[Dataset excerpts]

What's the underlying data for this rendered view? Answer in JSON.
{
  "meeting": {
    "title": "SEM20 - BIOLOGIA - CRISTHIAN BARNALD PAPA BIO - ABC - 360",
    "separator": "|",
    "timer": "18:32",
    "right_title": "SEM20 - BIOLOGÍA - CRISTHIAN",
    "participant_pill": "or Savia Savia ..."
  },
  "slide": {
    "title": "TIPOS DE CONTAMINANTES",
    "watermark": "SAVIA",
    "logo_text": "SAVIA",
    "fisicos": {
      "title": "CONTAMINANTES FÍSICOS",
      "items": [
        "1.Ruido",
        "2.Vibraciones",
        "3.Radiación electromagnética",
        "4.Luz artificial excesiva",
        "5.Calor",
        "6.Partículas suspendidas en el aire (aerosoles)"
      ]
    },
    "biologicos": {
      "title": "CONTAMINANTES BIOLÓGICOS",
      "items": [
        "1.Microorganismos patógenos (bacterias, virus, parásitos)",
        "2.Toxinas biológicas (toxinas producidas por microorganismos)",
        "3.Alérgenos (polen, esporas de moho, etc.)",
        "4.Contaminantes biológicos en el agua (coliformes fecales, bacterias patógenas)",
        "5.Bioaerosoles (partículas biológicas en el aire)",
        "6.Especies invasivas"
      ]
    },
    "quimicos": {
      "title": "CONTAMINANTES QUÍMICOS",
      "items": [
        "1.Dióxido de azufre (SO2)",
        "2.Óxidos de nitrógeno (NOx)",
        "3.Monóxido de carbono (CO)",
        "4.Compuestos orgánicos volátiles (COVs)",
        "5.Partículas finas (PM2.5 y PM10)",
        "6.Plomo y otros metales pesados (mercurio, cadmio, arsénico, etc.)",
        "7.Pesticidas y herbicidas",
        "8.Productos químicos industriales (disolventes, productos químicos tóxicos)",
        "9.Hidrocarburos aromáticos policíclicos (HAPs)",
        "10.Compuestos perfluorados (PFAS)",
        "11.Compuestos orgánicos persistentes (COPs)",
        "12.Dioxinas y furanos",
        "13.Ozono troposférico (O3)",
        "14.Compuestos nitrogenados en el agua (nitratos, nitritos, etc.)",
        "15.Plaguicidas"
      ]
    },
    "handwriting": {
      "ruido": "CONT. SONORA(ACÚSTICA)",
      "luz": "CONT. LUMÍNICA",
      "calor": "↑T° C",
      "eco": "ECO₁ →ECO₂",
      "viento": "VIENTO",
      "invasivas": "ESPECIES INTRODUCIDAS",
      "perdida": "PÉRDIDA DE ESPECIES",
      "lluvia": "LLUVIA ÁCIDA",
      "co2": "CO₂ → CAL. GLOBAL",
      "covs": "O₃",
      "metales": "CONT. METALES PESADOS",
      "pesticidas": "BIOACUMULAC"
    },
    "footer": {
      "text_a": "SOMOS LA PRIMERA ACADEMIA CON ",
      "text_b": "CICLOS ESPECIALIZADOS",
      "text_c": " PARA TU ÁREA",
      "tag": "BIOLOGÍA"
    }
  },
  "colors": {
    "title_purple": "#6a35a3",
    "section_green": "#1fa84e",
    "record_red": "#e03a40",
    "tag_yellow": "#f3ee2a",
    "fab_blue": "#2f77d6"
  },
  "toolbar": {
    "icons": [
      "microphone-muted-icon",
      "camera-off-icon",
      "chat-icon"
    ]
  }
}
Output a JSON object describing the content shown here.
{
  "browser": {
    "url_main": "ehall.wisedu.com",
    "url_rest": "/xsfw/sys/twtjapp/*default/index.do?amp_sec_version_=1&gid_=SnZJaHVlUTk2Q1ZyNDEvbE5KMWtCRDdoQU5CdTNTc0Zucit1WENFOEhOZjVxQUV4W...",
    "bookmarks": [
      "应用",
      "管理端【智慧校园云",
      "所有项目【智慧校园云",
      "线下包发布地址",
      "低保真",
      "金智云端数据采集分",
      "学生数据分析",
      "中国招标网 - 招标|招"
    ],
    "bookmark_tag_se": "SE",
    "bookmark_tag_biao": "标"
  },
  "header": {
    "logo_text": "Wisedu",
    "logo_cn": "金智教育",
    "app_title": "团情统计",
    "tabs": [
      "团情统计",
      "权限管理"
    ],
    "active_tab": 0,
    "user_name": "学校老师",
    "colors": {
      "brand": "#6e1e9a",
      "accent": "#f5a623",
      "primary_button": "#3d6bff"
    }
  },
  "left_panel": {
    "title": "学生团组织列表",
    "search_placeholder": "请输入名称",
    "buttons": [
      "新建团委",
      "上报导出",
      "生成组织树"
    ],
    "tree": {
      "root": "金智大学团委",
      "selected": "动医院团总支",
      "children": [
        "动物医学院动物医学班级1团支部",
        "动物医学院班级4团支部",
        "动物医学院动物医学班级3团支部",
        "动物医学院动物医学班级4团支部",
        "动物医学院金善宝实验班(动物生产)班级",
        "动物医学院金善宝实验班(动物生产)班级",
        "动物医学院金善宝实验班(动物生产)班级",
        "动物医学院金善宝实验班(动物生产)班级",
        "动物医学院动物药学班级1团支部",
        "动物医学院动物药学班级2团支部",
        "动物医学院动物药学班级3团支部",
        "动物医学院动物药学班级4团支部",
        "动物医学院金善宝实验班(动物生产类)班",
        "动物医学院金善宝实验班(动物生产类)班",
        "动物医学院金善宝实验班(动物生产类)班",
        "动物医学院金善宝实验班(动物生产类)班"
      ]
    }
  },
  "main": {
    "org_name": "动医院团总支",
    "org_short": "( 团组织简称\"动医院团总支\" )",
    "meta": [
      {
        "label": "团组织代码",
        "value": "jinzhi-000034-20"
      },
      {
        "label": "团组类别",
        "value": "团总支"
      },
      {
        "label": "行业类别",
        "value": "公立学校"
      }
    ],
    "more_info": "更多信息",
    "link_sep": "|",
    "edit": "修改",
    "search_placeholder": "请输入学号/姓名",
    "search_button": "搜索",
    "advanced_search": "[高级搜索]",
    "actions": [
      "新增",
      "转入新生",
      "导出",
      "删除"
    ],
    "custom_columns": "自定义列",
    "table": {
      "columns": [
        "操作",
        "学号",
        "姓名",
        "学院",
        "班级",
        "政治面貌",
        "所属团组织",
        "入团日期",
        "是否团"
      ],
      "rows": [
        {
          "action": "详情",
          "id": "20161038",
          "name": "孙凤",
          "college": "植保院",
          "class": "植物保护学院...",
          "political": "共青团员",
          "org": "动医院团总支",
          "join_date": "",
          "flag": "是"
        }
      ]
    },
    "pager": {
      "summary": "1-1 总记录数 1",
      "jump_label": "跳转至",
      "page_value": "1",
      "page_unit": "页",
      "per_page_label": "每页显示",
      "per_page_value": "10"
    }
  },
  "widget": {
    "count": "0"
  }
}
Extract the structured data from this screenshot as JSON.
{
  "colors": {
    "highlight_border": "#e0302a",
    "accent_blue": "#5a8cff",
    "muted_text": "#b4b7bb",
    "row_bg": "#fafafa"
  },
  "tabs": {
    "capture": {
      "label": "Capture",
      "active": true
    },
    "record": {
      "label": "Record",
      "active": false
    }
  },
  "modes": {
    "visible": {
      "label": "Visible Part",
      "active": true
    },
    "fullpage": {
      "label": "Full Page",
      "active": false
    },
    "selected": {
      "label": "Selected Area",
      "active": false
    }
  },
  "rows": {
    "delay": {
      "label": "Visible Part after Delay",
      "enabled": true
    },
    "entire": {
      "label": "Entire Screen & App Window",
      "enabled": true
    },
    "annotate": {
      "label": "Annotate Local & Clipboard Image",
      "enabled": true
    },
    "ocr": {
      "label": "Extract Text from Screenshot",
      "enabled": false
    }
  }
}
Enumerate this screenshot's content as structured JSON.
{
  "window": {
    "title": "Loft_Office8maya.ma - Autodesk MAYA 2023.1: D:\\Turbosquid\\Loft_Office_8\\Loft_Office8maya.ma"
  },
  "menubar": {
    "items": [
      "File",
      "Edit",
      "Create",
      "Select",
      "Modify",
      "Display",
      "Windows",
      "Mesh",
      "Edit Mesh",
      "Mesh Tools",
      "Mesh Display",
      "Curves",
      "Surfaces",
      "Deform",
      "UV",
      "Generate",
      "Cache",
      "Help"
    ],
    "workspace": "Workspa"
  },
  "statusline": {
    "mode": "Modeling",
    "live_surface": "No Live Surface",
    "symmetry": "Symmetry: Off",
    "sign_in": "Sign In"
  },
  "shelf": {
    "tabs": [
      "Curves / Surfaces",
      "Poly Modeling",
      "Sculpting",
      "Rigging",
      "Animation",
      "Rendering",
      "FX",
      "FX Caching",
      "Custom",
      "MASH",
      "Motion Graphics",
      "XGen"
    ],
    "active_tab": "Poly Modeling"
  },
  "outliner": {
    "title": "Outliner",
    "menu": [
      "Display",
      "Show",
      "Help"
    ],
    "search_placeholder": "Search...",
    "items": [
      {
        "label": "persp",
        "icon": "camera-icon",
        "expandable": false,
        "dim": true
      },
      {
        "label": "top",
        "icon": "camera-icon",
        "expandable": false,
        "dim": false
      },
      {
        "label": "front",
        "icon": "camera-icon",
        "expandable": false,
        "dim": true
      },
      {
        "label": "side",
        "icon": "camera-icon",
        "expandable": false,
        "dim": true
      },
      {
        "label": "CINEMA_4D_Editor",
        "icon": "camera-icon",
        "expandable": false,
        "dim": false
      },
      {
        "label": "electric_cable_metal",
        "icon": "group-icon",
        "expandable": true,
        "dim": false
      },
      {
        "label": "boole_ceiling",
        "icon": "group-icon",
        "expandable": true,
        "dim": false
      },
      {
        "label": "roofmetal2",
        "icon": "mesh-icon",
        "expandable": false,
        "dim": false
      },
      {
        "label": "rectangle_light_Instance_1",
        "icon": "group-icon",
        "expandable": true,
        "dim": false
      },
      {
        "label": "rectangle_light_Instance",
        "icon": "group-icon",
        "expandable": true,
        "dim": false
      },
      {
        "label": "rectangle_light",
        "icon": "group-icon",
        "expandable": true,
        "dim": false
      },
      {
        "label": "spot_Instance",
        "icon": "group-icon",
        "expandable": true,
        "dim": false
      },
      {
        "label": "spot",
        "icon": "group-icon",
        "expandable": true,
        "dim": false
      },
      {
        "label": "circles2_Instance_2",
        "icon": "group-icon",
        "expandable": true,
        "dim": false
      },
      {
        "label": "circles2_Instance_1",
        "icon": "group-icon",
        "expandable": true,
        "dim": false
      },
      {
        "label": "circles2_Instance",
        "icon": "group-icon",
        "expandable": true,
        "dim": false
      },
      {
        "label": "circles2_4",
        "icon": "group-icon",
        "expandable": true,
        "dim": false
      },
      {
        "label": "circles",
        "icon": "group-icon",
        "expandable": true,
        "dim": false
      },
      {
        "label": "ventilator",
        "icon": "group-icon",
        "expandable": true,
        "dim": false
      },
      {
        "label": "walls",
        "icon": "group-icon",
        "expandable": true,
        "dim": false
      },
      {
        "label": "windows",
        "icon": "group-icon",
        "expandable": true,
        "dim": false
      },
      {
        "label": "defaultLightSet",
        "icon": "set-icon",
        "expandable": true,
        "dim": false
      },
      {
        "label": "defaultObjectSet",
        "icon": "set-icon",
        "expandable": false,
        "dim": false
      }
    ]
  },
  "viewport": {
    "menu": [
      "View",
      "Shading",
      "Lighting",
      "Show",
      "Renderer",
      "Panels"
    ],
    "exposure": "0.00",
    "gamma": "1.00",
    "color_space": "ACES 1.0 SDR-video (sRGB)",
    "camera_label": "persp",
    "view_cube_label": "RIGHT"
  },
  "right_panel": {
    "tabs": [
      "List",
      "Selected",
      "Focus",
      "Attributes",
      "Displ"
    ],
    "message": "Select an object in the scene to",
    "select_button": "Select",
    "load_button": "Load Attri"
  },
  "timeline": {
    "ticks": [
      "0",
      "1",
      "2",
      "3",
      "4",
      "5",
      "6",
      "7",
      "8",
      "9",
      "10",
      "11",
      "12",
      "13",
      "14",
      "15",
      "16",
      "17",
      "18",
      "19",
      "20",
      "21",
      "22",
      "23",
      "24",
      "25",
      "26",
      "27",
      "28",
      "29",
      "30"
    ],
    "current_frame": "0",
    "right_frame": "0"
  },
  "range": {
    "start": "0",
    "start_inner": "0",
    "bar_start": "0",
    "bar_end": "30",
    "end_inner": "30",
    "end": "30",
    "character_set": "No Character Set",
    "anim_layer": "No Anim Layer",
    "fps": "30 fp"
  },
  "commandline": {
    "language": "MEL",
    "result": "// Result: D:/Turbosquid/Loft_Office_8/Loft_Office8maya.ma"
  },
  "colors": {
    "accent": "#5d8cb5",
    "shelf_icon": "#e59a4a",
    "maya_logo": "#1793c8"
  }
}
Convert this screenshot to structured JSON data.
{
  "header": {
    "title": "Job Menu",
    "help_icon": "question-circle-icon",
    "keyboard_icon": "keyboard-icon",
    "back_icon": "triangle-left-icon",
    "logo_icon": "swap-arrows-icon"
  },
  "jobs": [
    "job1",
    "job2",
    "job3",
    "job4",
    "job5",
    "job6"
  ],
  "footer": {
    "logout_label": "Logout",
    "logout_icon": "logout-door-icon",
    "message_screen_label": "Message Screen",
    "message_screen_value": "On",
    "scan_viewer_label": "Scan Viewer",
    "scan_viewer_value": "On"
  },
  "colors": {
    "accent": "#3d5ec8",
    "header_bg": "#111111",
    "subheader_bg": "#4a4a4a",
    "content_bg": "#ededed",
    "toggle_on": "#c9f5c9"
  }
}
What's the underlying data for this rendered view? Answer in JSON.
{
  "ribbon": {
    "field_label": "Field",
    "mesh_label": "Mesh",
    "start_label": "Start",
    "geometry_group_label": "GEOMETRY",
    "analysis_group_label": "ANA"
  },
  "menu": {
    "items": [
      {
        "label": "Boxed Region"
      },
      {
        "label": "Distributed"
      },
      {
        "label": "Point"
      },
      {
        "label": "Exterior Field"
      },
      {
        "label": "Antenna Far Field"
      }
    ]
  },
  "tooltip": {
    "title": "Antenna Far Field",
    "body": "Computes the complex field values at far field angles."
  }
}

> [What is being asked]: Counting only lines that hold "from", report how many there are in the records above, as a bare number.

> [Task answer]: 2